──────── Recorded information
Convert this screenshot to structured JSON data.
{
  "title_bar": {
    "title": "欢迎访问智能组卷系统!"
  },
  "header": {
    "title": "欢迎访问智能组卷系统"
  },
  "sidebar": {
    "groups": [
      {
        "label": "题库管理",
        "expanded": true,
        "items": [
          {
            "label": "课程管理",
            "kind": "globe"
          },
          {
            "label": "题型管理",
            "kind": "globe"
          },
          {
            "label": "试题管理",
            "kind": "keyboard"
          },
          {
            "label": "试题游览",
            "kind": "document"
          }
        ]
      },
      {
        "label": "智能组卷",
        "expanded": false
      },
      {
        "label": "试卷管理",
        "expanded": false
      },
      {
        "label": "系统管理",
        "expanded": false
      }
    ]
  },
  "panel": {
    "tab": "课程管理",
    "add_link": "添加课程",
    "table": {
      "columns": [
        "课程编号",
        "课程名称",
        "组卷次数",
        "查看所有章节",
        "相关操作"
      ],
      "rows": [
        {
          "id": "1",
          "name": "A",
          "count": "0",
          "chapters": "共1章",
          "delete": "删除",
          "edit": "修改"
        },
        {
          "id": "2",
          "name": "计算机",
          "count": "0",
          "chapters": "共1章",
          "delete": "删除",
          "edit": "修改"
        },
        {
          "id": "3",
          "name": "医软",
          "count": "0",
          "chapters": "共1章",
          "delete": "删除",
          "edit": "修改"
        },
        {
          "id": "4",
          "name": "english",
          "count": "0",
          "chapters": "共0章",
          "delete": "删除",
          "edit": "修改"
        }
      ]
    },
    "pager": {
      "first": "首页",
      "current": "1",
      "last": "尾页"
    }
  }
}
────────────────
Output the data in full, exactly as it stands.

◆ **Response below**
Convert this screenshot to structured JSON data.
{
  "title_bar": {
    "title": "欢迎访问智能组卷系统!"
  },
  "header": {
    "title": "欢迎访问智能组卷系统"
  },
  "sidebar": {
    "groups": [
      {
        "label": "题库管理",
        "expanded": true,
        "items": [
          {
            "label": "课程管理",
            "kind": "globe"
          },
          {
            "label": "题型管理",
            "kind": "globe"
          },
          {
            "label": "试题管理",
            "kind": "keyboard"
          },
          {
            "label": "试题游览",
            "kind": "document"
          }
        ]
      },
      {
        "label": "智能组卷",
        "expanded": false
      },
      {
        "label": "试卷管理",
        "expanded": false
      },
      {
        "label": "系统管理",
        "expanded": false
      }
    ]
  },
  "panel": {
    "tab": "课程管理",
    "add_link": "添加课程",
    "table": {
      "columns": [
        "课程编号",
        "课程名称",
        "组卷次数",
        "查看所有章节",
        "相关操作"
      ],
      "rows": [
        {
          "id": "1",
          "name": "A",
          "count": "0",
          "chapters": "共1章",
          "delete": "删除",
          "edit": "修改"
        },
        {
          "id": "2",
          "name": "计算机",
          "count": "0",
          "chapters": "共1章",
          "delete": "删除",
          "edit": "修改"
        },
        {
          "id": "3",
          "name": "医软",
          "count": "0",
          "chapters": "共1章",
          "delete": "删除",
          "edit": "修改"
        },
        {
          "id": "4",
          "name": "english",
          "count": "0",
          "chapters": "共0章",
          "delete": "删除",
          "edit": "修改"
        }
      ]
    },
    "pager": {
      "first": "首页",
      "current": "1",
      "last": "尾页"
    }
  }
}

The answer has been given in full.